# [WORK ITEM]
Look through the material for lines with the word "comments", and copy each one.

DATA FOR REVIEW section start

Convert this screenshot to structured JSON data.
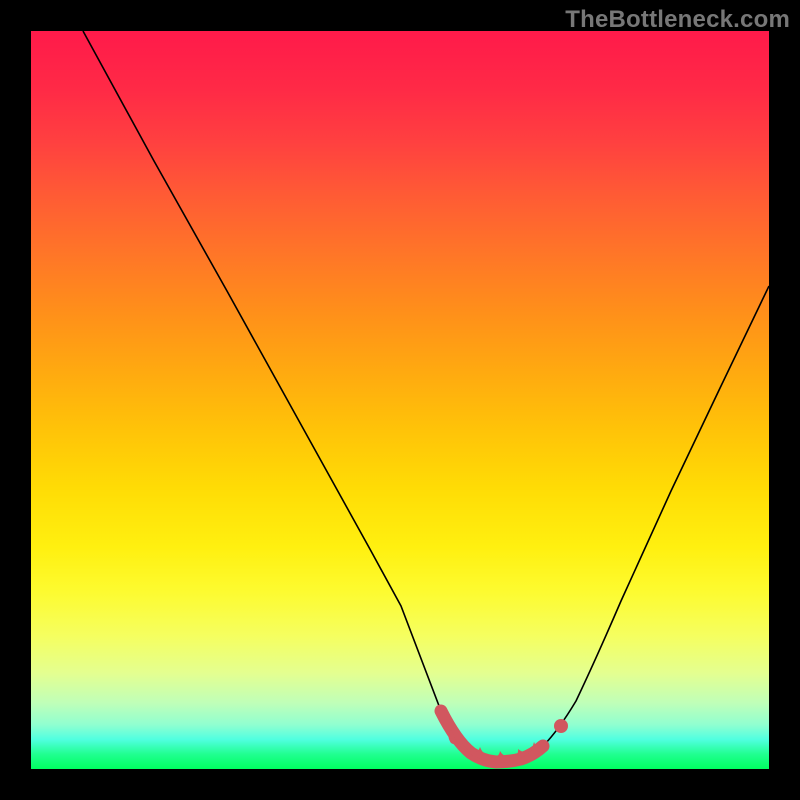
{
  "watermark": "TheBottleneck.com",
  "colors": {
    "frame": "#000000",
    "curve": "#000000",
    "highlight": "#d1575f"
  },
  "chart_data": {
    "type": "line",
    "title": "",
    "xlabel": "",
    "ylabel": "",
    "xlim": [
      0,
      100
    ],
    "ylim": [
      0,
      100
    ],
    "grid": false,
    "legend": false,
    "series": [
      {
        "name": "bottleneck-curve",
        "x": [
          7,
          10,
          15,
          20,
          25,
          30,
          35,
          40,
          45,
          50,
          52,
          54,
          56,
          58,
          60,
          62,
          64,
          66,
          68,
          70,
          75,
          80,
          85,
          90,
          95,
          100
        ],
        "y": [
          100,
          94,
          84,
          74,
          64,
          54,
          44,
          34,
          24,
          14,
          10,
          7,
          4.5,
          2.8,
          1.8,
          1.2,
          1.0,
          1.2,
          1.8,
          3.0,
          9,
          17,
          27,
          38,
          50,
          62
        ],
        "highlight_range_x": [
          55,
          72
        ]
      }
    ],
    "background_gradient": {
      "type": "vertical",
      "stops": [
        {
          "pos": 0.0,
          "color": "#ff1a4a"
        },
        {
          "pos": 0.5,
          "color": "#ffc308"
        },
        {
          "pos": 0.8,
          "color": "#f5ff60"
        },
        {
          "pos": 1.0,
          "color": "#00ff60"
        }
      ]
    }
  }
}
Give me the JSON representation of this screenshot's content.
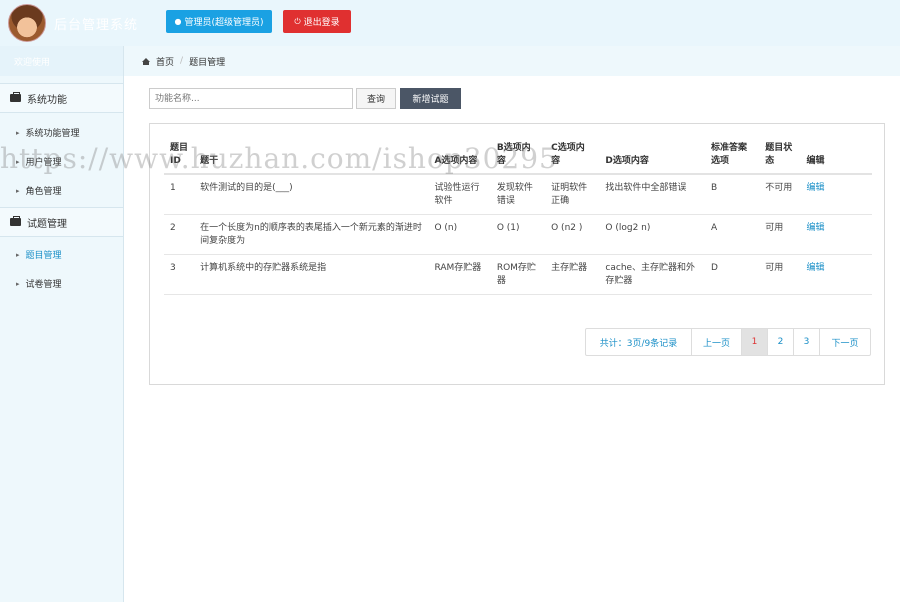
{
  "header": {
    "brand": "后台管理系统",
    "admin_button": "管理员(超级管理员)",
    "logout_button": "退出登录"
  },
  "sidebar": {
    "welcome": "欢迎使用",
    "sections": [
      {
        "label": "系统功能",
        "items": [
          "系统功能管理",
          "用户管理",
          "角色管理"
        ]
      },
      {
        "label": "试题管理",
        "items": [
          "题目管理",
          "试卷管理"
        ]
      }
    ]
  },
  "breadcrumb": {
    "home": "首页",
    "current": "题目管理"
  },
  "toolbar": {
    "search_placeholder": "功能名称...",
    "query_label": "查询",
    "add_label": "新增试题"
  },
  "table": {
    "headers": [
      "题目ID",
      "题干",
      "A选项内容",
      "B选项内容",
      "C选项内容",
      "D选项内容",
      "标准答案选项",
      "题目状态",
      "编辑"
    ],
    "rows": [
      [
        "1",
        "软件测试的目的是(___)",
        "试验性运行软件",
        "发现软件错误",
        "证明软件正确",
        "找出软件中全部错误",
        "B",
        "不可用",
        "编辑"
      ],
      [
        "2",
        "在一个长度为n的顺序表的表尾插入一个新元素的渐进时间复杂度为",
        "O (n)",
        "O (1)",
        "O (n2 )",
        "O (log2 n)",
        "A",
        "可用",
        "编辑"
      ],
      [
        "3",
        "计算机系统中的存贮器系统是指",
        "RAM存贮器",
        "ROM存贮器",
        "主存贮器",
        "cache、主存贮器和外存贮器",
        "D",
        "可用",
        "编辑"
      ]
    ]
  },
  "pagination": {
    "summary": "共计：3页/9条记录",
    "prev": "上一页",
    "pages": [
      "1",
      "2",
      "3"
    ],
    "current": "1",
    "next": "下一页"
  },
  "watermark": "https://www.huzhan.com/ishop30295",
  "colors": {
    "admin_button": "#1aa1e3",
    "logout_button": "#e03030",
    "add_button": "#4b5666",
    "link": "#1a8fc7",
    "sidebar_bg": "#eef8fc"
  }
}
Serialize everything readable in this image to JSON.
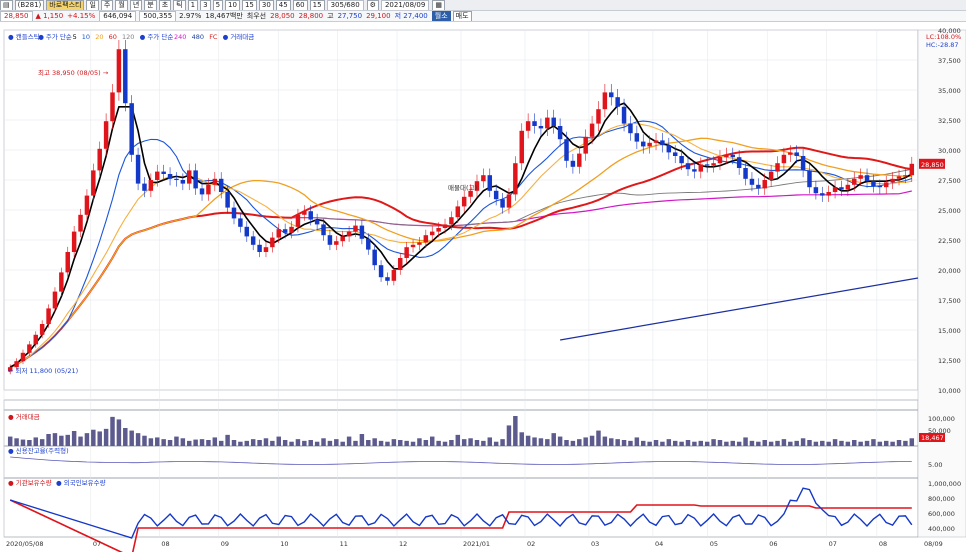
{
  "toolbar": {
    "code": "(B281)",
    "name": "바로팩스티",
    "controls": [
      "일",
      "주",
      "월",
      "년",
      "분",
      "초",
      "틱"
    ],
    "periods": [
      "1",
      "3",
      "5",
      "10",
      "15",
      "30",
      "45",
      "60",
      "15"
    ],
    "count": "305",
    "count_total": "680",
    "date": "2021/08/09",
    "btn_view": "월소",
    "btn_sell": "매도"
  },
  "quote": {
    "price": "28,850",
    "change": "▲ 1,150",
    "pct": "+4.15%",
    "volume": "646,094",
    "volume_prev": "500,355",
    "ratio": "2.97%",
    "amount": "18,467백만",
    "kind": "최우선",
    "open": "28,050",
    "high": "28,800",
    "low_label": "고",
    "low": "27,750",
    "close": "29,100",
    "etc": "저 27,400"
  },
  "chart_data": {
    "type": "line",
    "price_panel": {
      "legend": [
        {
          "text": "● 캔들스틱",
          "color": "#1c3fcf"
        },
        {
          "text": "● 주가 단순",
          "color": "#1c3fcf"
        },
        {
          "text": "5",
          "color": "#000000"
        },
        {
          "text": "10",
          "color": "#1c56d8"
        },
        {
          "text": "20",
          "color": "#f0a020"
        },
        {
          "text": "60",
          "color": "#d81818"
        },
        {
          "text": "120",
          "color": "#808080"
        },
        {
          "text": "● 주가 단순",
          "color": "#1c3fcf"
        },
        {
          "text": "240",
          "color": "#d018c8"
        },
        {
          "text": "480",
          "color": "#1c3fa0"
        },
        {
          "text": "FC",
          "color": "#d81818"
        },
        {
          "text": "● 거래대금",
          "color": "#1c3fcf"
        }
      ],
      "ylim": [
        10000,
        40000
      ],
      "y_ticks": [
        "10,000",
        "12,500",
        "15,000",
        "17,500",
        "20,000",
        "22,500",
        "25,000",
        "27,500",
        "30,000",
        "32,500",
        "35,000",
        "37,500",
        "40,000"
      ],
      "current_label": "28,850",
      "corner_top": "LC:108.0%",
      "corner_sub": "HC:-28.87",
      "annot_high": "최고 38,950 (08/05) →",
      "annot_low": "← 최저 11,800 (05/21)",
      "annot_mid": "매물대(고)",
      "candles_x_start": "2020/05/08",
      "closes": [
        11900,
        12400,
        13100,
        13800,
        14600,
        15500,
        16800,
        18200,
        19800,
        21500,
        23200,
        24600,
        26200,
        28300,
        30100,
        32400,
        34800,
        38400,
        33900,
        29600,
        27200,
        26600,
        27500,
        28200,
        28000,
        27600,
        27500,
        27200,
        28300,
        26800,
        26300,
        27100,
        27600,
        26500,
        25200,
        24300,
        23600,
        22800,
        22100,
        21500,
        21900,
        22700,
        23400,
        23100,
        23600,
        24600,
        24900,
        24200,
        23800,
        22900,
        22100,
        22400,
        22800,
        23200,
        23700,
        22600,
        21700,
        20400,
        19400,
        19100,
        20000,
        21000,
        21900,
        22100,
        22300,
        22900,
        23200,
        23500,
        23800,
        24400,
        25300,
        26100,
        26600,
        27400,
        27900,
        26600,
        25900,
        25200,
        26300,
        28900,
        31600,
        32400,
        32000,
        31800,
        32700,
        32000,
        30900,
        29100,
        28600,
        29700,
        31100,
        32200,
        33400,
        34800,
        34400,
        33600,
        32200,
        31400,
        30700,
        30300,
        30600,
        30800,
        30400,
        29800,
        29500,
        28900,
        28400,
        28200,
        28800,
        28700,
        28900,
        29400,
        29600,
        29400,
        28500,
        27600,
        27100,
        26800,
        27500,
        28200,
        28900,
        29600,
        29800,
        29500,
        28300,
        26900,
        26400,
        26200,
        26500,
        26900,
        26700,
        27100,
        27600,
        27900,
        27400,
        27000,
        26900,
        27300,
        27600,
        27800,
        27900,
        28850
      ],
      "ma5": [
        11900,
        12200,
        12700,
        13200,
        13900,
        14600,
        15500,
        16600,
        17800,
        19200,
        20900,
        22300,
        24000,
        25900,
        27600,
        29500,
        31800,
        33600,
        33600,
        33600,
        31600,
        28900,
        27300,
        27300,
        27500,
        27700,
        27800,
        27700,
        27900,
        27500,
        27200,
        27200,
        27300,
        27000,
        26700,
        26000,
        25100,
        24300,
        23600,
        22900,
        22400,
        22200,
        22500,
        22800,
        23100,
        23500,
        23800,
        24000,
        24200,
        24100,
        23600,
        23100,
        22800,
        22900,
        23000,
        22900,
        22600,
        22100,
        21500,
        20700,
        20100,
        20100,
        20500,
        21000,
        21500,
        22000,
        22400,
        22900,
        23200,
        23600,
        24100,
        24700,
        25300,
        26000,
        26600,
        26900,
        27000,
        26700,
        26400,
        26600,
        27600,
        28900,
        30100,
        31100,
        31700,
        32000,
        31600,
        31100,
        30500,
        30200,
        30300,
        30700,
        31300,
        32400,
        33100,
        33700,
        33900,
        33300,
        32500,
        31500,
        31000,
        30700,
        30500,
        30400,
        30100,
        29900,
        29400,
        29000,
        28700,
        28600,
        28600,
        28700,
        28900,
        29100,
        29200,
        29000,
        28600,
        28200,
        27800,
        27500,
        27600,
        28000,
        28500,
        29100,
        29200,
        28900,
        28400,
        27800,
        27300,
        26900,
        26600,
        26600,
        26800,
        27200,
        27400,
        27400,
        27400,
        27400,
        27500,
        27500,
        27700,
        28000
      ],
      "ma20": [
        11900,
        12100,
        12500,
        12800,
        13300,
        13800,
        14300,
        14900,
        15600,
        16400,
        17100,
        17900,
        18700,
        19600,
        20500,
        21400,
        22400,
        23400,
        24300,
        25100,
        25900,
        26400,
        26900,
        27300,
        27600,
        27800,
        27800,
        27800,
        27800,
        27700,
        27500,
        27200,
        27100,
        27000,
        26900,
        26700,
        26500,
        26200,
        25900,
        25600,
        25300,
        24900,
        24500,
        24100,
        23800,
        23600,
        23400,
        23400,
        23300,
        23300,
        23300,
        23200,
        23200,
        23200,
        23200,
        23100,
        23000,
        22900,
        22700,
        22500,
        22400,
        22300,
        22300,
        22300,
        22300,
        22300,
        22400,
        22500,
        22600,
        22700,
        22900,
        23100,
        23400,
        23700,
        24000,
        24300,
        24500,
        24800,
        25100,
        25500,
        26000,
        26600,
        27200,
        27800,
        28300,
        28800,
        29300,
        29700,
        30000,
        30300,
        30600,
        30900,
        31200,
        31500,
        31800,
        32000,
        32100,
        32200,
        32200,
        32100,
        32000,
        31800,
        31600,
        31400,
        31200,
        30900,
        30700,
        30400,
        30100,
        29900,
        29700,
        29500,
        29400,
        29300,
        29200,
        29100,
        29000,
        28900,
        28800,
        28700,
        28600,
        28600,
        28600,
        28600,
        28500,
        28400,
        28300,
        28100,
        27900,
        27700,
        27600,
        27500,
        27400,
        27300,
        27300,
        27200,
        27200,
        27200,
        27200,
        27300,
        27300,
        27400
      ]
    },
    "volume_panel": {
      "legend": "● 거래대금",
      "ticks": [
        "100,000",
        "50,000"
      ],
      "current_label": "18,467",
      "values": [
        22,
        18,
        15,
        14,
        20,
        16,
        28,
        30,
        24,
        26,
        35,
        22,
        30,
        38,
        34,
        40,
        68,
        62,
        42,
        36,
        30,
        24,
        18,
        20,
        16,
        14,
        22,
        18,
        12,
        15,
        16,
        14,
        20,
        12,
        26,
        14,
        10,
        12,
        16,
        14,
        18,
        12,
        22,
        14,
        10,
        16,
        12,
        14,
        10,
        18,
        12,
        16,
        10,
        22,
        12,
        28,
        14,
        18,
        12,
        10,
        16,
        14,
        12,
        10,
        18,
        14,
        22,
        12,
        10,
        14,
        26,
        16,
        18,
        14,
        12,
        20,
        10,
        16,
        48,
        70,
        32,
        24,
        20,
        18,
        16,
        30,
        22,
        14,
        12,
        16,
        20,
        24,
        36,
        22,
        18,
        16,
        14,
        12,
        20,
        12,
        10,
        14,
        10,
        16,
        12,
        10,
        14,
        10,
        12,
        10,
        16,
        14,
        10,
        12,
        10,
        20,
        12,
        10,
        14,
        10,
        12,
        16,
        10,
        12,
        18,
        14,
        10,
        12,
        10,
        16,
        12,
        10,
        14,
        10,
        12,
        16,
        10,
        12,
        10,
        14,
        12,
        18
      ]
    },
    "credit_panel": {
      "legend": "● 신용잔고율(주력형)",
      "ticks": [
        "5.00"
      ]
    },
    "foreign_panel": {
      "legend_a": "● 기관보유수량",
      "legend_b": "● 외국인보유수량",
      "ticks": [
        "1,000,000",
        "800,000",
        "600,000",
        "400,000"
      ]
    },
    "x_ticks": [
      "2020/05/08",
      "07",
      "08",
      "09",
      "10",
      "11",
      "12",
      "2021/01",
      "02",
      "03",
      "04",
      "05",
      "06",
      "07",
      "08"
    ],
    "x_end": "08/09"
  }
}
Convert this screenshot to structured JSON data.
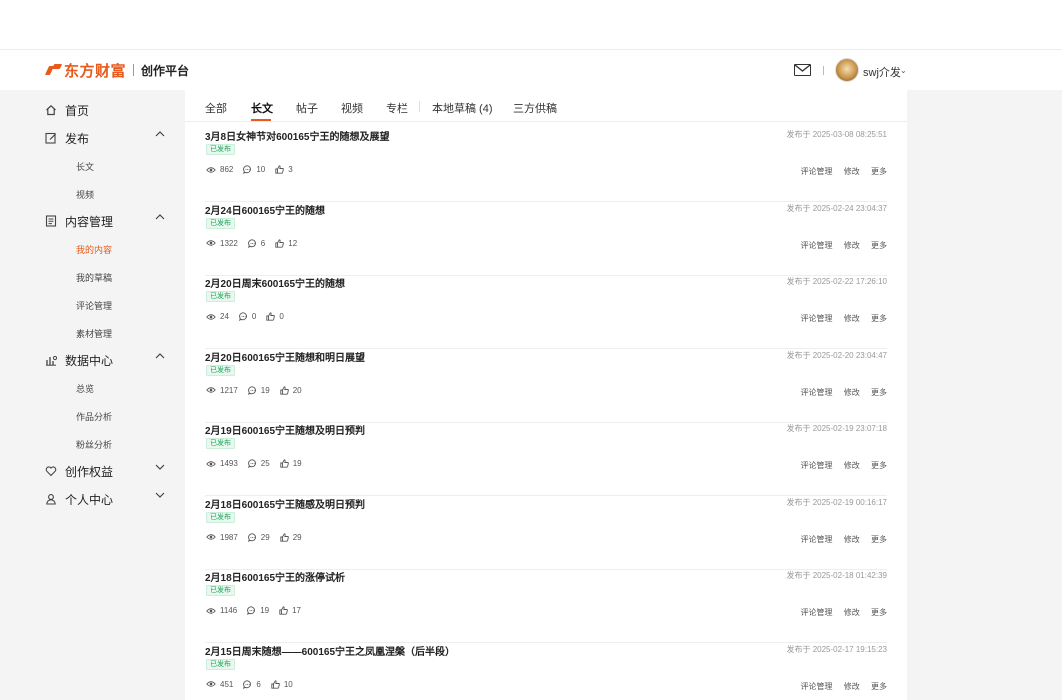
{
  "header": {
    "logo_text": "东方财富",
    "platform": "创作平台",
    "username": "swj介发"
  },
  "sidebar": {
    "home": "首页",
    "publish": {
      "label": "发布",
      "children": [
        "长文",
        "视频"
      ]
    },
    "content": {
      "label": "内容管理",
      "children": [
        "我的内容",
        "我的草稿",
        "评论管理",
        "素材管理"
      ],
      "active": "我的内容"
    },
    "data": {
      "label": "数据中心",
      "children": [
        "总览",
        "作品分析",
        "粉丝分析"
      ]
    },
    "benefits": "创作权益",
    "personal": "个人中心"
  },
  "tabs": [
    "全部",
    "长文",
    "帖子",
    "视频",
    "专栏",
    "本地草稿 (4)",
    "三方供稿"
  ],
  "active_tab": "长文",
  "articles": [
    {
      "title": "3月8日女神节对600165宁王的随想及展望",
      "date": "发布于 2025-03-08 08:25:51",
      "status": "已发布",
      "views": "862",
      "comments": "10",
      "likes": "3"
    },
    {
      "title": "2月24日600165宁王的随想",
      "date": "发布于 2025-02-24 23:04:37",
      "status": "已发布",
      "views": "1322",
      "comments": "6",
      "likes": "12"
    },
    {
      "title": "2月20日周末600165宁王的随想",
      "date": "发布于 2025-02-22 17:26:10",
      "status": "已发布",
      "views": "24",
      "comments": "0",
      "likes": "0"
    },
    {
      "title": "2月20日600165宁王随想和明日展望",
      "date": "发布于 2025-02-20 23:04:47",
      "status": "已发布",
      "views": "1217",
      "comments": "19",
      "likes": "20"
    },
    {
      "title": "2月19日600165宁王随想及明日预判",
      "date": "发布于 2025-02-19 23:07:18",
      "status": "已发布",
      "views": "1493",
      "comments": "25",
      "likes": "19"
    },
    {
      "title": "2月18日600165宁王随感及明日预判",
      "date": "发布于 2025-02-19 00:16:17",
      "status": "已发布",
      "views": "1987",
      "comments": "29",
      "likes": "29"
    },
    {
      "title": "2月18日600165宁王的涨停试析",
      "date": "发布于 2025-02-18 01:42:39",
      "status": "已发布",
      "views": "1146",
      "comments": "19",
      "likes": "17"
    },
    {
      "title": "2月15日周末随想——600165宁王之凤凰涅槃（后半段）",
      "date": "发布于 2025-02-17 19:15:23",
      "status": "已发布",
      "views": "451",
      "comments": "6",
      "likes": "10"
    }
  ],
  "actions": {
    "comments": "评论管理",
    "edit": "修改",
    "more": "更多"
  }
}
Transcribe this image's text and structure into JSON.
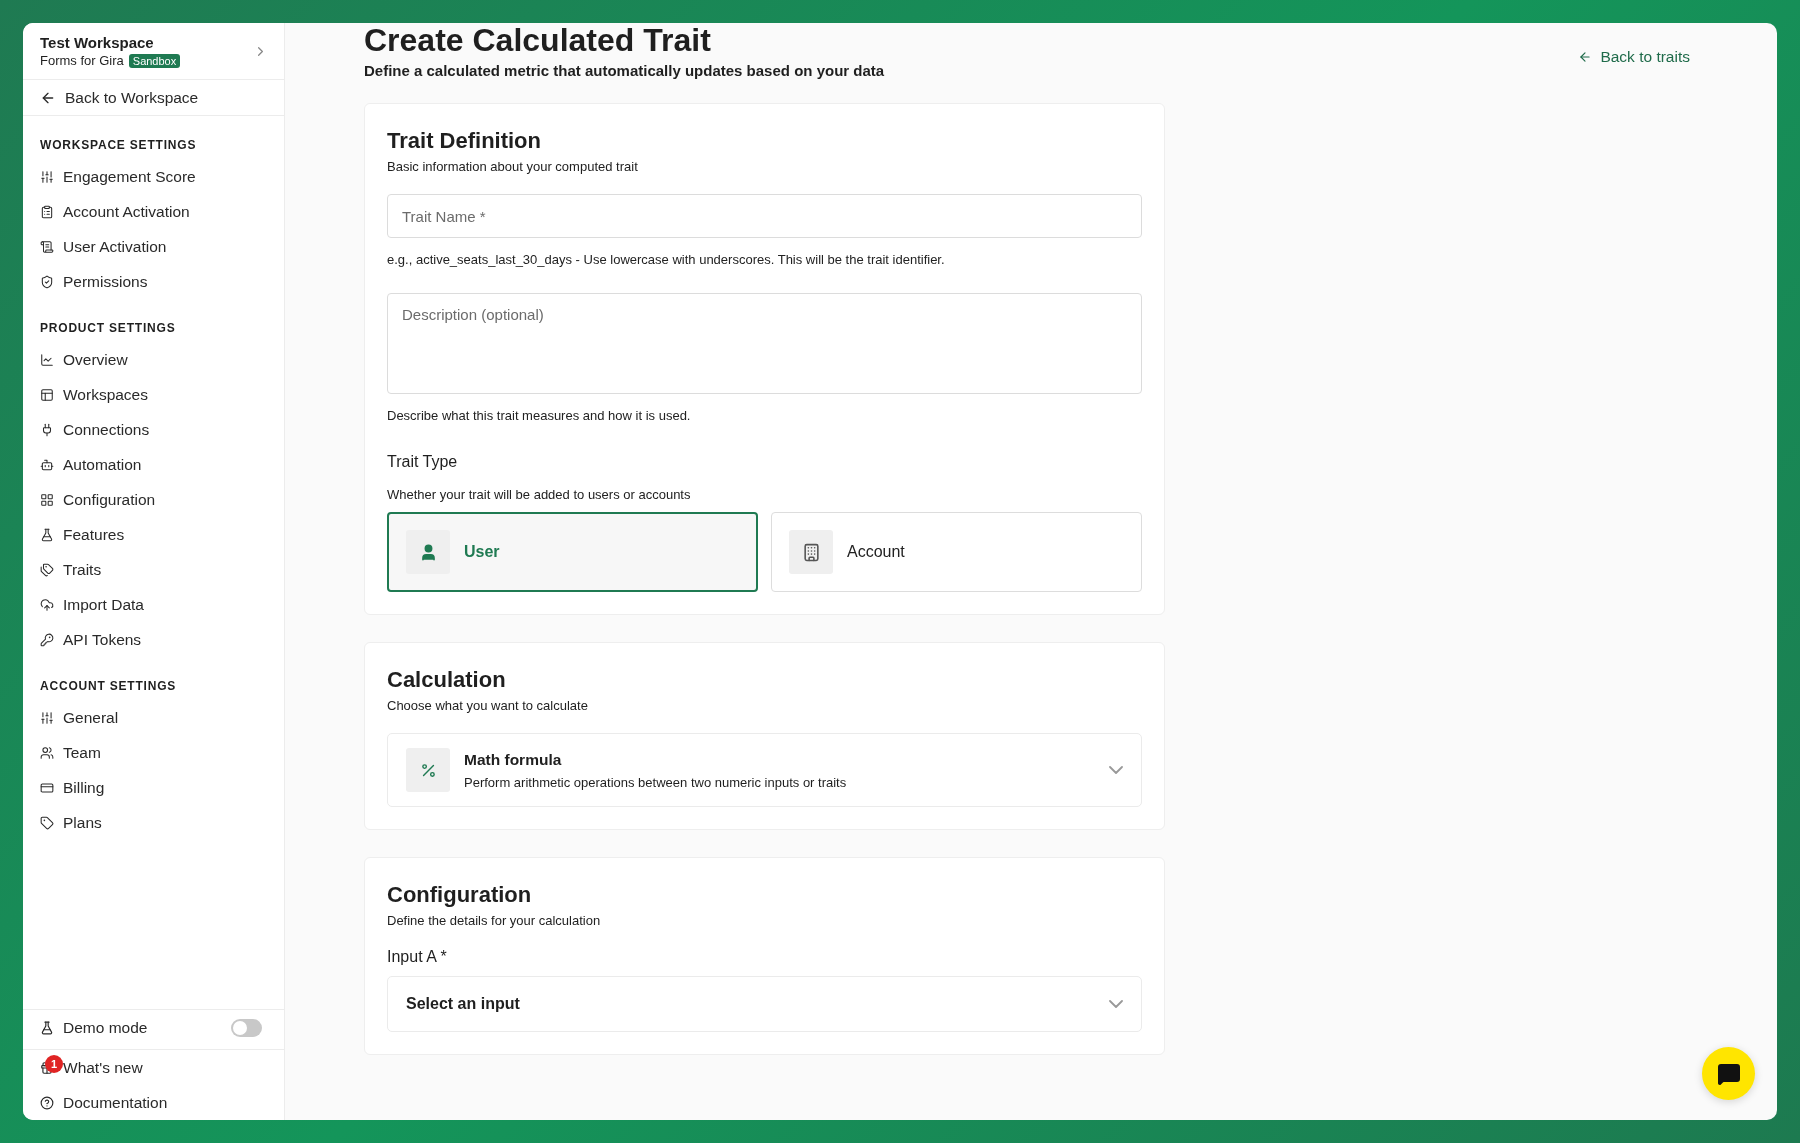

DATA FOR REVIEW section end

# [SOLVED EXERCISE]
      "comments": "10",
      "comments": "6",
      "comments": "0",
      "comments": "19",
      "comments": "25",
      "comments": "29",
      "comments": "19",
      "comments": "6",
    "comments": "评论管理",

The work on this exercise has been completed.